(Interface dataset entries)
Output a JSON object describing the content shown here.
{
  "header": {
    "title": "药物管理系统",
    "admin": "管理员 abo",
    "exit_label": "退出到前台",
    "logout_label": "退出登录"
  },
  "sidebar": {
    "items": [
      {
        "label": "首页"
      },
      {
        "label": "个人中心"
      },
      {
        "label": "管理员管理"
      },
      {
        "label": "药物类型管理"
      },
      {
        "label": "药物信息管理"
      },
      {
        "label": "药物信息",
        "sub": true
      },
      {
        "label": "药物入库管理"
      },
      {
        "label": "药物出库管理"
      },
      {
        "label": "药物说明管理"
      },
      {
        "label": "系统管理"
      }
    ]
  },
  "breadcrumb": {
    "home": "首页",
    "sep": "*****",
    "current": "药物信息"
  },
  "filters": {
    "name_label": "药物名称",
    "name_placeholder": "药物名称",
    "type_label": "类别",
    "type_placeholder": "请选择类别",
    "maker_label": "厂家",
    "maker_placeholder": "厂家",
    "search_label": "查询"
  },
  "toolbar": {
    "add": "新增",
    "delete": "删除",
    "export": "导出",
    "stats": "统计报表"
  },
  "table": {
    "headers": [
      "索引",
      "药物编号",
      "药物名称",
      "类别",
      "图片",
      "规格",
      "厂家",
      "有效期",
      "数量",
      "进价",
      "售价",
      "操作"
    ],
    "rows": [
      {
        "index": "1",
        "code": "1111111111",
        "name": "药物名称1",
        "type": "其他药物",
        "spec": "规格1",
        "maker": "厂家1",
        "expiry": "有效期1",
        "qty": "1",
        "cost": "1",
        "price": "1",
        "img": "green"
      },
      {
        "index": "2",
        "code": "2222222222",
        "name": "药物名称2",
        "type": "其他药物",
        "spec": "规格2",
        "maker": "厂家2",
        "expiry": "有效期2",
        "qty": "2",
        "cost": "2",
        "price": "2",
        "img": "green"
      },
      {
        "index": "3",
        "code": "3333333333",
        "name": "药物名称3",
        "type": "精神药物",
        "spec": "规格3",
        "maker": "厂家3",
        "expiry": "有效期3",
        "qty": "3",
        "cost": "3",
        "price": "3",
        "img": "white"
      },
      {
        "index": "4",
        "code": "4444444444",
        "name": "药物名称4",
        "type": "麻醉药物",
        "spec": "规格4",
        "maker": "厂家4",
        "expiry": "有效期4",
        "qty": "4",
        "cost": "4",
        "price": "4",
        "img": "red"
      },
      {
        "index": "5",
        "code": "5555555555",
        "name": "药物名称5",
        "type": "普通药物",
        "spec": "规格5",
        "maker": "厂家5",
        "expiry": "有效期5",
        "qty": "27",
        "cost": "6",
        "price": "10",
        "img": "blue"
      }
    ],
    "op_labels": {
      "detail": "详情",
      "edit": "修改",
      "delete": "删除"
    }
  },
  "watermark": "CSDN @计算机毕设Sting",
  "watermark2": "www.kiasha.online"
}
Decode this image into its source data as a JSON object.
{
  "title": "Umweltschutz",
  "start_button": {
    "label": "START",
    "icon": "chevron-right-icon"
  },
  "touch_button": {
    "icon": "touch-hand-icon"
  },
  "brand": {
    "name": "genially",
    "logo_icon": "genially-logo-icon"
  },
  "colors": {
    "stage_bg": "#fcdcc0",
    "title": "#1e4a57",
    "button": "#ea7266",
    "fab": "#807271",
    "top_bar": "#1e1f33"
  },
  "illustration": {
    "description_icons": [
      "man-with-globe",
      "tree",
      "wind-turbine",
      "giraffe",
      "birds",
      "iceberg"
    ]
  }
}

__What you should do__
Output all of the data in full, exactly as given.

__Solved problem__
Output a JSON object describing the content shown here.
{
  "header": {
    "title": "药物管理系统",
    "admin": "管理员 abo",
    "exit_label": "退出到前台",
    "logout_label": "退出登录"
  },
  "sidebar": {
    "items": [
      {
        "label": "首页"
      },
      {
        "label": "个人中心"
      },
      {
        "label": "管理员管理"
      },
      {
        "label": "药物类型管理"
      },
      {
        "label": "药物信息管理"
      },
      {
        "label": "药物信息",
        "sub": true
      },
      {
        "label": "药物入库管理"
      },
      {
        "label": "药物出库管理"
      },
      {
        "label": "药物说明管理"
      },
      {
        "label": "系统管理"
      }
    ]
  },
  "breadcrumb": {
    "home": "首页",
    "sep": "*****",
    "current": "药物信息"
  },
  "filters": {
    "name_label": "药物名称",
    "name_placeholder": "药物名称",
    "type_label": "类别",
    "type_placeholder": "请选择类别",
    "maker_label": "厂家",
    "maker_placeholder": "厂家",
    "search_label": "查询"
  },
  "toolbar": {
    "add": "新增",
    "delete": "删除",
    "export": "导出",
    "stats": "统计报表"
  },
  "table": {
    "headers": [
      "索引",
      "药物编号",
      "药物名称",
      "类别",
      "图片",
      "规格",
      "厂家",
      "有效期",
      "数量",
      "进价",
      "售价",
      "操作"
    ],
    "rows": [
      {
        "index": "1",
        "code": "1111111111",
        "name": "药物名称1",
        "type": "其他药物",
        "spec": "规格1",
        "maker": "厂家1",
        "expiry": "有效期1",
        "qty": "1",
        "cost": "1",
        "price": "1",
        "img": "green"
      },
      {
        "index": "2",
        "code": "2222222222",
        "name": "药物名称2",
        "type": "其他药物",
        "spec": "规格2",
        "maker": "厂家2",
        "expiry": "有效期2",
        "qty": "2",
        "cost": "2",
        "price": "2",
        "img": "green"
      },
      {
        "index": "3",
        "code": "3333333333",
        "name": "药物名称3",
        "type": "精神药物",
        "spec": "规格3",
        "maker": "厂家3",
        "expiry": "有效期3",
        "qty": "3",
        "cost": "3",
        "price": "3",
        "img": "white"
      },
      {
        "index": "4",
        "code": "4444444444",
        "name": "药物名称4",
        "type": "麻醉药物",
        "spec": "规格4",
        "maker": "厂家4",
        "expiry": "有效期4",
        "qty": "4",
        "cost": "4",
        "price": "4",
        "img": "red"
      },
      {
        "index": "5",
        "code": "5555555555",
        "name": "药物名称5",
        "type": "普通药物",
        "spec": "规格5",
        "maker": "厂家5",
        "expiry": "有效期5",
        "qty": "27",
        "cost": "6",
        "price": "10",
        "img": "blue"
      }
    ],
    "op_labels": {
      "detail": "详情",
      "edit": "修改",
      "delete": "删除"
    }
  },
  "watermark": "CSDN @计算机毕设Sting",
  "watermark2": "www.kiasha.online"
}
Decode this image into its source data as a JSON object.
{
  "title": "Umweltschutz",
  "start_button": {
    "label": "START",
    "icon": "chevron-right-icon"
  },
  "touch_button": {
    "icon": "touch-hand-icon"
  },
  "brand": {
    "name": "genially",
    "logo_icon": "genially-logo-icon"
  },
  "colors": {
    "stage_bg": "#fcdcc0",
    "title": "#1e4a57",
    "button": "#ea7266",
    "fab": "#807271",
    "top_bar": "#1e1f33"
  },
  "illustration": {
    "description_icons": [
      "man-with-globe",
      "tree",
      "wind-turbine",
      "giraffe",
      "birds",
      "iceberg"
    ]
  }
}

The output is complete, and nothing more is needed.